(Web page and app entries)
::::
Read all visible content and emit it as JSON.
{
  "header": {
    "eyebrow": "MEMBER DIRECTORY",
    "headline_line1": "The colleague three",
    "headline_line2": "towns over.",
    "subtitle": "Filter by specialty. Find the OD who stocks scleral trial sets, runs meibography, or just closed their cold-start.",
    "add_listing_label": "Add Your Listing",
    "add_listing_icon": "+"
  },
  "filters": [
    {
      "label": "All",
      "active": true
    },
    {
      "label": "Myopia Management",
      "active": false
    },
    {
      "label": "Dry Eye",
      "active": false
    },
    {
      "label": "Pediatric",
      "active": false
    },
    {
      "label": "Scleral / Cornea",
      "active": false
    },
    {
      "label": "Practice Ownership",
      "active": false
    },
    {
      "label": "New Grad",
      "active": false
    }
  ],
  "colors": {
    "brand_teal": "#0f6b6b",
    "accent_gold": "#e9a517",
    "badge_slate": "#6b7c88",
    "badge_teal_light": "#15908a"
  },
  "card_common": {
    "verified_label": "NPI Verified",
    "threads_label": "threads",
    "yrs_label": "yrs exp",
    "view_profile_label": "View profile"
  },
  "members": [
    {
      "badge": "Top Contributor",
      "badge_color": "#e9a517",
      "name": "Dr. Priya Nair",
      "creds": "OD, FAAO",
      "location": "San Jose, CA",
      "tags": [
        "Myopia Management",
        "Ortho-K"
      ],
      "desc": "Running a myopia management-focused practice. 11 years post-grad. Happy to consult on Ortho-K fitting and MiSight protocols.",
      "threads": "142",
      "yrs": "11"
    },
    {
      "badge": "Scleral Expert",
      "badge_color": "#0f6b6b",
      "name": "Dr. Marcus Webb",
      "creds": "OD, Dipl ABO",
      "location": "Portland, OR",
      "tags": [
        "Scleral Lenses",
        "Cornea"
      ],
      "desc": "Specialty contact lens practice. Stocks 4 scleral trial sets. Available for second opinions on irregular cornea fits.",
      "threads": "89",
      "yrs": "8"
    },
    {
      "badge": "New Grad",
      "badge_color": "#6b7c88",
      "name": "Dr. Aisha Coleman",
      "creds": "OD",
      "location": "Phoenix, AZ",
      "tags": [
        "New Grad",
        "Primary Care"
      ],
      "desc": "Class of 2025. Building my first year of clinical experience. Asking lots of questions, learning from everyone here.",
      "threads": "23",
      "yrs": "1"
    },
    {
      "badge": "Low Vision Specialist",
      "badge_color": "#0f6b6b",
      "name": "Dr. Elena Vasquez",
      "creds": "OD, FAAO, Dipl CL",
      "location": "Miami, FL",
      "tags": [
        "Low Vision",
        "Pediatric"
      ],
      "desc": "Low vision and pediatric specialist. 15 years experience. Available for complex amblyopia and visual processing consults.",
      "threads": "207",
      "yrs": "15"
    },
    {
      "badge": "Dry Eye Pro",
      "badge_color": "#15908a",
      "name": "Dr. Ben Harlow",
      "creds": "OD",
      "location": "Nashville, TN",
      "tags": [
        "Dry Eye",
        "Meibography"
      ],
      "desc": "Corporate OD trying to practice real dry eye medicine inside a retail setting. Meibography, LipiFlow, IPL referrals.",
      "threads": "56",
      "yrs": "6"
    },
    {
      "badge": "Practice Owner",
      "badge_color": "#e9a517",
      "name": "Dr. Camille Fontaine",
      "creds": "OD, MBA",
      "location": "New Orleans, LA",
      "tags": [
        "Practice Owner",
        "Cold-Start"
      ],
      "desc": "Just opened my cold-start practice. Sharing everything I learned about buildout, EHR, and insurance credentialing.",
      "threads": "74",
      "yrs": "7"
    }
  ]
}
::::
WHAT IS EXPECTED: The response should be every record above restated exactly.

RESPONSE TO THE TASK:
Read all visible content and emit it as JSON.
{
  "header": {
    "eyebrow": "MEMBER DIRECTORY",
    "headline_line1": "The colleague three",
    "headline_line2": "towns over.",
    "subtitle": "Filter by specialty. Find the OD who stocks scleral trial sets, runs meibography, or just closed their cold-start.",
    "add_listing_label": "Add Your Listing",
    "add_listing_icon": "+"
  },
  "filters": [
    {
      "label": "All",
      "active": true
    },
    {
      "label": "Myopia Management",
      "active": false
    },
    {
      "label": "Dry Eye",
      "active": false
    },
    {
      "label": "Pediatric",
      "active": false
    },
    {
      "label": "Scleral / Cornea",
      "active": false
    },
    {
      "label": "Practice Ownership",
      "active": false
    },
    {
      "label": "New Grad",
      "active": false
    }
  ],
  "colors": {
    "brand_teal": "#0f6b6b",
    "accent_gold": "#e9a517",
    "badge_slate": "#6b7c88",
    "badge_teal_light": "#15908a"
  },
  "card_common": {
    "verified_label": "NPI Verified",
    "threads_label": "threads",
    "yrs_label": "yrs exp",
    "view_profile_label": "View profile"
  },
  "members": [
    {
      "badge": "Top Contributor",
      "badge_color": "#e9a517",
      "name": "Dr. Priya Nair",
      "creds": "OD, FAAO",
      "location": "San Jose, CA",
      "tags": [
        "Myopia Management",
        "Ortho-K"
      ],
      "desc": "Running a myopia management-focused practice. 11 years post-grad. Happy to consult on Ortho-K fitting and MiSight protocols.",
      "threads": "142",
      "yrs": "11"
    },
    {
      "badge": "Scleral Expert",
      "badge_color": "#0f6b6b",
      "name": "Dr. Marcus Webb",
      "creds": "OD, Dipl ABO",
      "location": "Portland, OR",
      "tags": [
        "Scleral Lenses",
        "Cornea"
      ],
      "desc": "Specialty contact lens practice. Stocks 4 scleral trial sets. Available for second opinions on irregular cornea fits.",
      "threads": "89",
      "yrs": "8"
    },
    {
      "badge": "New Grad",
      "badge_color": "#6b7c88",
      "name": "Dr. Aisha Coleman",
      "creds": "OD",
      "location": "Phoenix, AZ",
      "tags": [
        "New Grad",
        "Primary Care"
      ],
      "desc": "Class of 2025. Building my first year of clinical experience. Asking lots of questions, learning from everyone here.",
      "threads": "23",
      "yrs": "1"
    },
    {
      "badge": "Low Vision Specialist",
      "badge_color": "#0f6b6b",
      "name": "Dr. Elena Vasquez",
      "creds": "OD, FAAO, Dipl CL",
      "location": "Miami, FL",
      "tags": [
        "Low Vision",
        "Pediatric"
      ],
      "desc": "Low vision and pediatric specialist. 15 years experience. Available for complex amblyopia and visual processing consults.",
      "threads": "207",
      "yrs": "15"
    },
    {
      "badge": "Dry Eye Pro",
      "badge_color": "#15908a",
      "name": "Dr. Ben Harlow",
      "creds": "OD",
      "location": "Nashville, TN",
      "tags": [
        "Dry Eye",
        "Meibography"
      ],
      "desc": "Corporate OD trying to practice real dry eye medicine inside a retail setting. Meibography, LipiFlow, IPL referrals.",
      "threads": "56",
      "yrs": "6"
    },
    {
      "badge": "Practice Owner",
      "badge_color": "#e9a517",
      "name": "Dr. Camille Fontaine",
      "creds": "OD, MBA",
      "location": "New Orleans, LA",
      "tags": [
        "Practice Owner",
        "Cold-Start"
      ],
      "desc": "Just opened my cold-start practice. Sharing everything I learned about buildout, EHR, and insurance credentialing.",
      "threads": "74",
      "yrs": "7"
    }
  ]
}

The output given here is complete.